Quote the records that follow in full, leaving the pictures out.
=== Begin Enclosure ===
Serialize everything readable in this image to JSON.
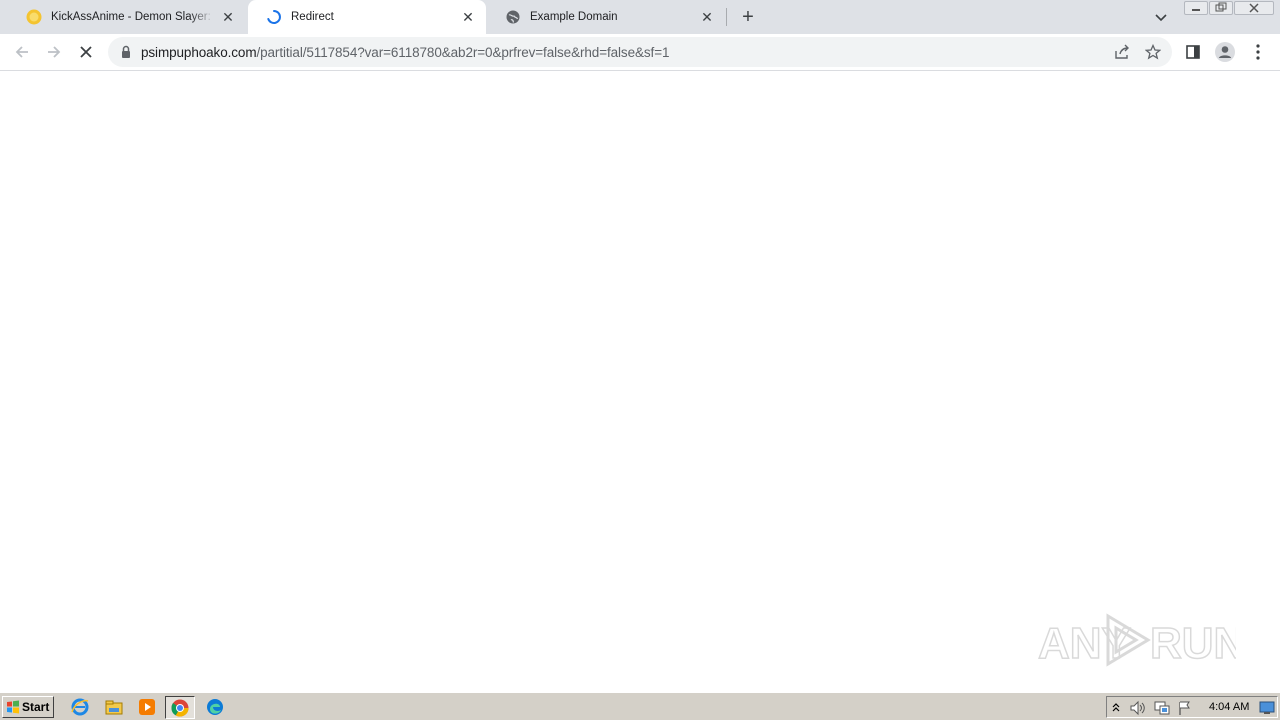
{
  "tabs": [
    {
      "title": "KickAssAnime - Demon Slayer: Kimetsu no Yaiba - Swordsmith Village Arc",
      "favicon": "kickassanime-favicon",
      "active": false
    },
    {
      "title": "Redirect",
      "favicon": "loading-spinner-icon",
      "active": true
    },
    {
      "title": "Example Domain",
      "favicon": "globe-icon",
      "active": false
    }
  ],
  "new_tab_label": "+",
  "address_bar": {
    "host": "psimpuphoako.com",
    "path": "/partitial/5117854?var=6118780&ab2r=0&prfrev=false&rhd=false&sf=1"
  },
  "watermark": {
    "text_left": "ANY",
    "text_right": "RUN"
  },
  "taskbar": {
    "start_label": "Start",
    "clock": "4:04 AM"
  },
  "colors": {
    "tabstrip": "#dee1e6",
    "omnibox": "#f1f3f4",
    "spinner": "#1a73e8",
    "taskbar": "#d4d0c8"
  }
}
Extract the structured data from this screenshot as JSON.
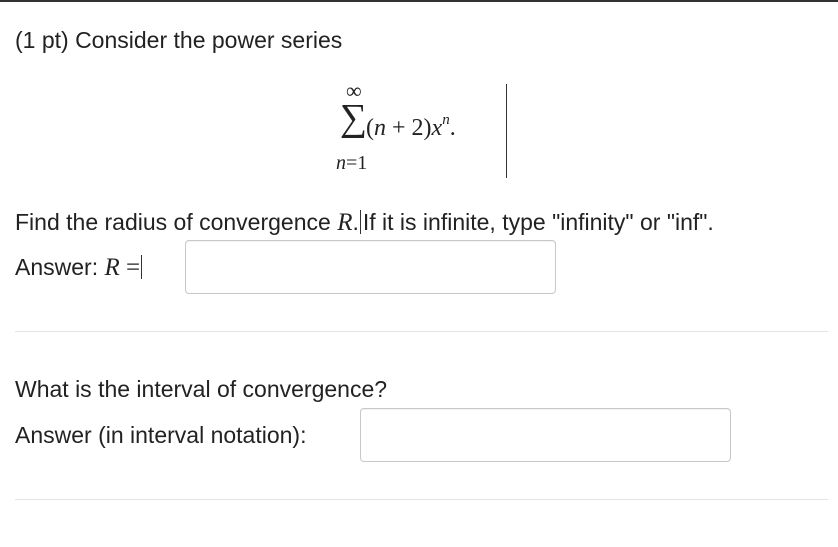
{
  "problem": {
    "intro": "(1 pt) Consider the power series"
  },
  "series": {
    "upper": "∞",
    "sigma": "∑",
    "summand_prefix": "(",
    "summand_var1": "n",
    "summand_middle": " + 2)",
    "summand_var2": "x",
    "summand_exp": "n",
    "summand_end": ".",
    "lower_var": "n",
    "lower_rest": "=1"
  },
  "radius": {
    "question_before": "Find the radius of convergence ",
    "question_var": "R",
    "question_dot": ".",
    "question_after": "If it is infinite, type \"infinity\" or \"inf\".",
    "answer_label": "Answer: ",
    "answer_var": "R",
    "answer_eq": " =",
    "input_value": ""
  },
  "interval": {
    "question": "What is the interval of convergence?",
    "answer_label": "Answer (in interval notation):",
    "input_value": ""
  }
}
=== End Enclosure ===
■ **Response below**:
Serialize everything readable in this image to JSON.
{
  "tabs": [
    {
      "title": "KickAssAnime - Demon Slayer: Kimetsu no Yaiba - Swordsmith Village Arc",
      "favicon": "kickassanime-favicon",
      "active": false
    },
    {
      "title": "Redirect",
      "favicon": "loading-spinner-icon",
      "active": true
    },
    {
      "title": "Example Domain",
      "favicon": "globe-icon",
      "active": false
    }
  ],
  "new_tab_label": "+",
  "address_bar": {
    "host": "psimpuphoako.com",
    "path": "/partitial/5117854?var=6118780&ab2r=0&prfrev=false&rhd=false&sf=1"
  },
  "watermark": {
    "text_left": "ANY",
    "text_right": "RUN"
  },
  "taskbar": {
    "start_label": "Start",
    "clock": "4:04 AM"
  },
  "colors": {
    "tabstrip": "#dee1e6",
    "omnibox": "#f1f3f4",
    "spinner": "#1a73e8",
    "taskbar": "#d4d0c8"
  }
}
Extract the structured data from this screenshot as JSON.
{
  "problem": {
    "intro": "(1 pt) Consider the power series"
  },
  "series": {
    "upper": "∞",
    "sigma": "∑",
    "summand_prefix": "(",
    "summand_var1": "n",
    "summand_middle": " + 2)",
    "summand_var2": "x",
    "summand_exp": "n",
    "summand_end": ".",
    "lower_var": "n",
    "lower_rest": "=1"
  },
  "radius": {
    "question_before": "Find the radius of convergence ",
    "question_var": "R",
    "question_dot": ".",
    "question_after": "If it is infinite, type \"infinity\" or \"inf\".",
    "answer_label": "Answer: ",
    "answer_var": "R",
    "answer_eq": " =",
    "input_value": ""
  },
  "interval": {
    "question": "What is the interval of convergence?",
    "answer_label": "Answer (in interval notation):",
    "input_value": ""
  }
}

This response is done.